Read on, share on, and write on, my friends!

29 thoughts on “#Writing #Music: #TwoStepsFromHell

  1. I came across Two Steps from Hell recently while hunting on Youtube for “Epic Writing Music”- and wow, do they fit the bill! (It was kind of a lifesaver as my replacement laptop doesn’t have a CD player. ARGH!) I knew nothing about the group though- thanks for filling in some blanks! I am going to need more of their music.
    Hang in there Lady Jean- summer is coming! (Wait, with the new gig, do you still work a summer term?) Either way- I’m amazed by all you’re doing! xxxxxxx

    Liked by 2 people

    • I do teach a summer term, but I’ll manage somehow, Ann, just as I know you will! We do what we can, right? πŸ™‚ Yes, I LOVE this group so far–I’ve yet to be disappointed with their albums! They were even the source of a debate between Bo and me, but we can’t yet agree on whether or not soundtrack music can truly be made without an accompanying film…

      Liked by 1 person

      • Right! Just keep chugging along!!! I hope you get at least a little time off in there, though, to breathe. xxxx
        Well, if a soundtrack plays in the woods without a movie to hear it…and then the chicken or the egg…nevermind. I’ve got nothing. I still think you win the debate, though, without any more information. Take that, Bo! πŸ˜€

        Liked by 1 person

      • HA! I’ll Bo you said that–he’ll laugh. He just doesn’t understand listening to a score that has no movie with it. He feels like it all becomes the same.
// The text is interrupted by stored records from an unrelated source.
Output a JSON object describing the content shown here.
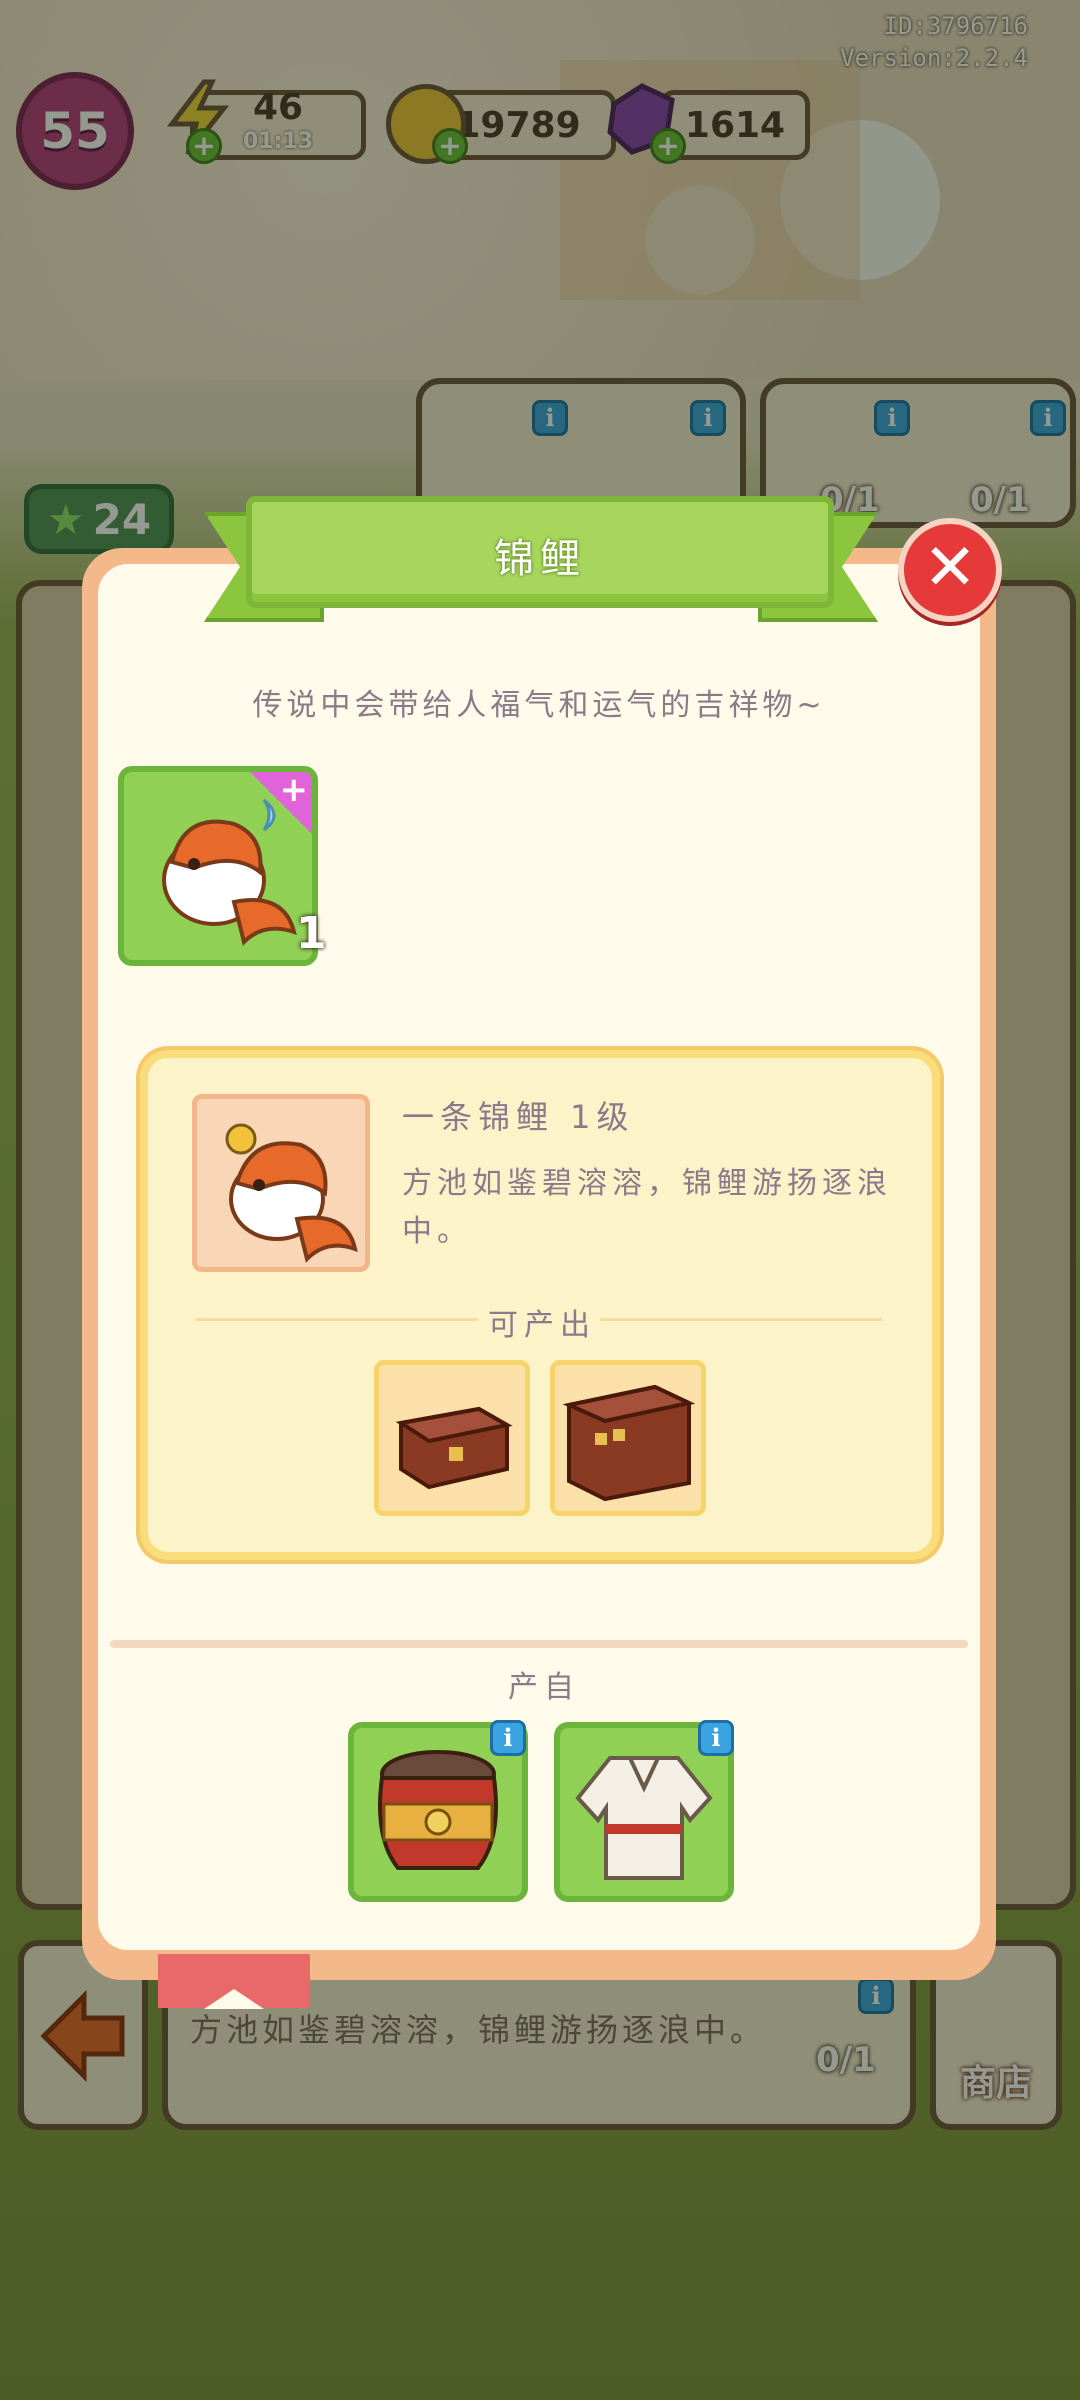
{
  "hud": {
    "id_text": "ID:3796716",
    "version_text": "Version:2.2.4",
    "level": "55",
    "energy": "46",
    "energy_timer": "01:13",
    "coins": "19789",
    "gems": "1614",
    "stars": "24"
  },
  "background": {
    "counts": [
      "0/1",
      "0/1",
      "0/1"
    ],
    "footer_desc": "方池如鉴碧溶溶，锦鲤游扬逐浪中。",
    "shop_label": "商店"
  },
  "dialog": {
    "title": "锦鲤",
    "description": "传说中会带给人福气和运气的吉祥物~",
    "owned_count": "1",
    "detail": {
      "name": "一条锦鲤  1级",
      "desc": "方池如鉴碧溶溶，锦鲤游扬逐浪中。",
      "produces_label": "可产出"
    },
    "source_label": "产自"
  },
  "colors": {
    "panel_bg": "#fffbea",
    "ribbon_green": "#a6d65c",
    "close_red": "#e63a3a",
    "tile_green": "#8fd055",
    "card_yellow": "#fdf3c8"
  }
}
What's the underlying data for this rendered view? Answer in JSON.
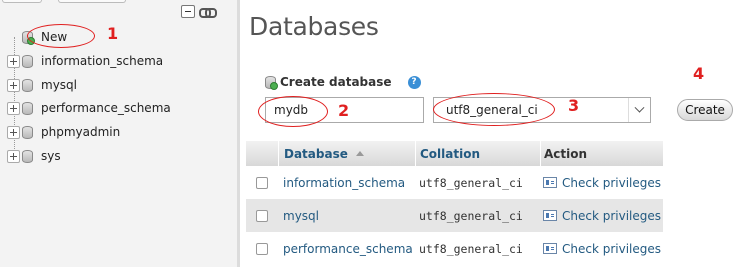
{
  "sidebar": {
    "new_label": "New",
    "databases": [
      {
        "name": "information_schema"
      },
      {
        "name": "mysql"
      },
      {
        "name": "performance_schema"
      },
      {
        "name": "phpmyadmin"
      },
      {
        "name": "sys"
      }
    ]
  },
  "main": {
    "title": "Databases",
    "create_header": "Create database",
    "help_glyph": "?",
    "db_name_value": "mydb",
    "collation_value": "utf8_general_ci",
    "create_button": "Create"
  },
  "table": {
    "headers": {
      "database": "Database",
      "collation": "Collation",
      "action": "Action"
    },
    "rows": [
      {
        "name": "information_schema",
        "collation": "utf8_general_ci",
        "action": "Check privileges"
      },
      {
        "name": "mysql",
        "collation": "utf8_general_ci",
        "action": "Check privileges"
      },
      {
        "name": "performance_schema",
        "collation": "utf8_general_ci",
        "action": "Check privileges"
      }
    ]
  },
  "annotations": [
    "1",
    "2",
    "3",
    "4"
  ],
  "colors": {
    "annotation": "#e02020",
    "link": "#235a81",
    "sidebar_bg": "#f3f3f3",
    "row_alt": "#e6e6e6"
  }
}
But then, this is the same guy who will read 12 different biographies on Groucho Marx and still feel like each book covers something different… πŸ˜‰

        Liked by 1 person

  2. β€˜Tis interesting, young Ms Lee. Music does indeed tell it’s own wonderful stories. In many ways all manner of art does the self-same thing. Where music wins out, methinks, is β€˜mood’. Mood born of said music decides upon pertinent words for mood’s, often random imaginations, and thus a story unfolds. Splendid stuff, Regards, The Old Fool.

    Liked by 1 person

  3. I’m going to give Two Steps from Hell a spin later! Hoping they might jog my current wip along a bit, especially as we’re going to find ourselves by a river! Thanks for sharing, Jean and looking forward to your podcast πŸ™‚

    Liked by 1 person

  4. I should email you every day before I sit down at the computer and ask for a music queue for whatever it is I’m writing, Jean. I always love all you make note of. The music is also one of the best reasons I know of to go to an actual movie in an actual theater — can’t wait until we can do this again — because you just can’t replicate that sound at home. Good luck with the publisher interview and write on to Ms. Blondie! xo

    Liked by 1 person

  5. Pingback: Quest Log the First

Leave a Reply

Fill in your details below or click an icon to log in:

WordPress.com Logo

You are commenting using your WordPress.com account. Log Out /  Change )

Google photo

You are commenting using your Google account. Log Out /  Change )

Twitter picture

You are commenting using your Twitter account. Log Out /  Change )

Facebook photo

You are commenting using your Facebook account. Log Out /  Change )

Connecting to %s